**ACTIVITY**.
Print exactly what appears from the line containing "Enumerate this screenshot's" through the final line of the data below, pictures excluded.

*** MATERIAL FOR THE TASK ***

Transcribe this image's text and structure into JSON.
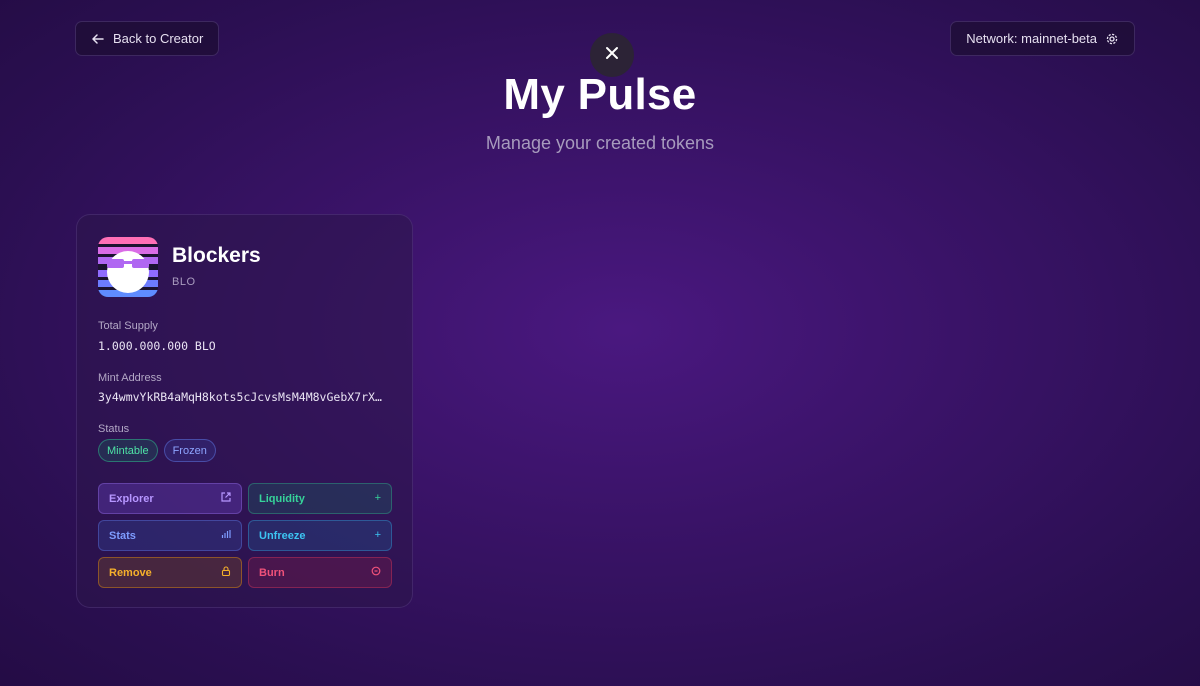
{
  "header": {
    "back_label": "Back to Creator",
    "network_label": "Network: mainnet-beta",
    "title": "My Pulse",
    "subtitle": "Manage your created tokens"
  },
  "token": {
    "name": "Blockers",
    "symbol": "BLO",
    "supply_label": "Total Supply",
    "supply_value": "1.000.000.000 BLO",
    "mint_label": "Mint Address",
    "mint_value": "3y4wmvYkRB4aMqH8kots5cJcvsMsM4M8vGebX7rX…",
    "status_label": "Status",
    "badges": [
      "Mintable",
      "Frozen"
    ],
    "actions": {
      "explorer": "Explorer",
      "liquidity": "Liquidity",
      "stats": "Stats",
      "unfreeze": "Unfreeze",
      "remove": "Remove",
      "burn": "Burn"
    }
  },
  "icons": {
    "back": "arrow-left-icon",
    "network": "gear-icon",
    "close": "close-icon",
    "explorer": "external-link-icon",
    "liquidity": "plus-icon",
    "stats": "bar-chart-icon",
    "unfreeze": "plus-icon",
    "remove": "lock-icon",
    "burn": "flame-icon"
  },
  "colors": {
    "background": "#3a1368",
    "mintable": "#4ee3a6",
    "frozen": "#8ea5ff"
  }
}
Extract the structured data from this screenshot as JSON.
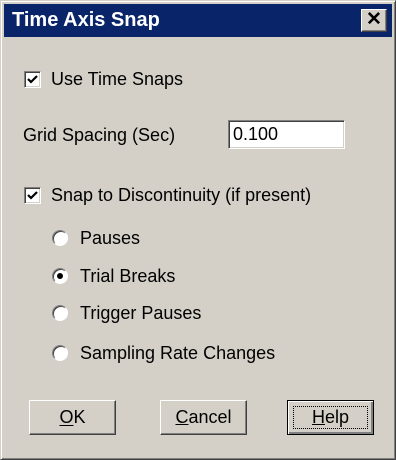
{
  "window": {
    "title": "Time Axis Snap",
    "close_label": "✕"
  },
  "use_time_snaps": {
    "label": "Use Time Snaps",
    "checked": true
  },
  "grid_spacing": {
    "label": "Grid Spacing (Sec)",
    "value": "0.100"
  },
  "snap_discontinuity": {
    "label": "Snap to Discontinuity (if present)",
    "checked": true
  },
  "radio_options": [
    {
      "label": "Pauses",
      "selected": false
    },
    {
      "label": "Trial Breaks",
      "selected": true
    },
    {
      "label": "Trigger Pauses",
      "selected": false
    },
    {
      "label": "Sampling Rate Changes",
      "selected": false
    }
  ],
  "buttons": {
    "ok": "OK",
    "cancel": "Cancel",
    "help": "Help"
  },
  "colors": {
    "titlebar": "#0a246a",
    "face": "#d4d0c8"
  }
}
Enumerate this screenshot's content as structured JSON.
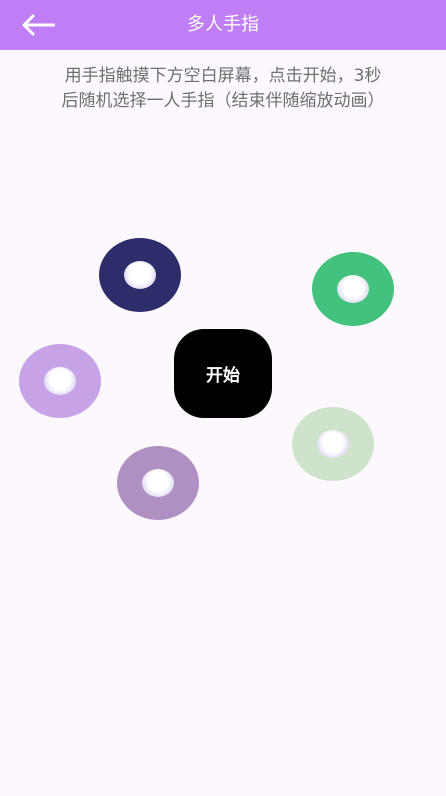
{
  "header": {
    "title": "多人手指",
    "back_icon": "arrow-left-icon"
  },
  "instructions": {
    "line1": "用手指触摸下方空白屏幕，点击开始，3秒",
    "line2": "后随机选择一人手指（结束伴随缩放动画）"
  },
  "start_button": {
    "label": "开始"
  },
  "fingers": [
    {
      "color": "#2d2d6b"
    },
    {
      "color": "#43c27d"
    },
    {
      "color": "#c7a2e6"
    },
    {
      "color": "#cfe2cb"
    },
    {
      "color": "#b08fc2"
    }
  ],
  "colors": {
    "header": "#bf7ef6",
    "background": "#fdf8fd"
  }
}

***

**WRITTEN RESPONSE**.
Enumerate this screenshot's content as structured JSON.
{
  "header": {
    "title": "多人手指",
    "back_icon": "arrow-left-icon"
  },
  "instructions": {
    "line1": "用手指触摸下方空白屏幕，点击开始，3秒",
    "line2": "后随机选择一人手指（结束伴随缩放动画）"
  },
  "start_button": {
    "label": "开始"
  },
  "fingers": [
    {
      "color": "#2d2d6b"
    },
    {
      "color": "#43c27d"
    },
    {
      "color": "#c7a2e6"
    },
    {
      "color": "#cfe2cb"
    },
    {
      "color": "#b08fc2"
    }
  ],
  "colors": {
    "header": "#bf7ef6",
    "background": "#fdf8fd"
  }
}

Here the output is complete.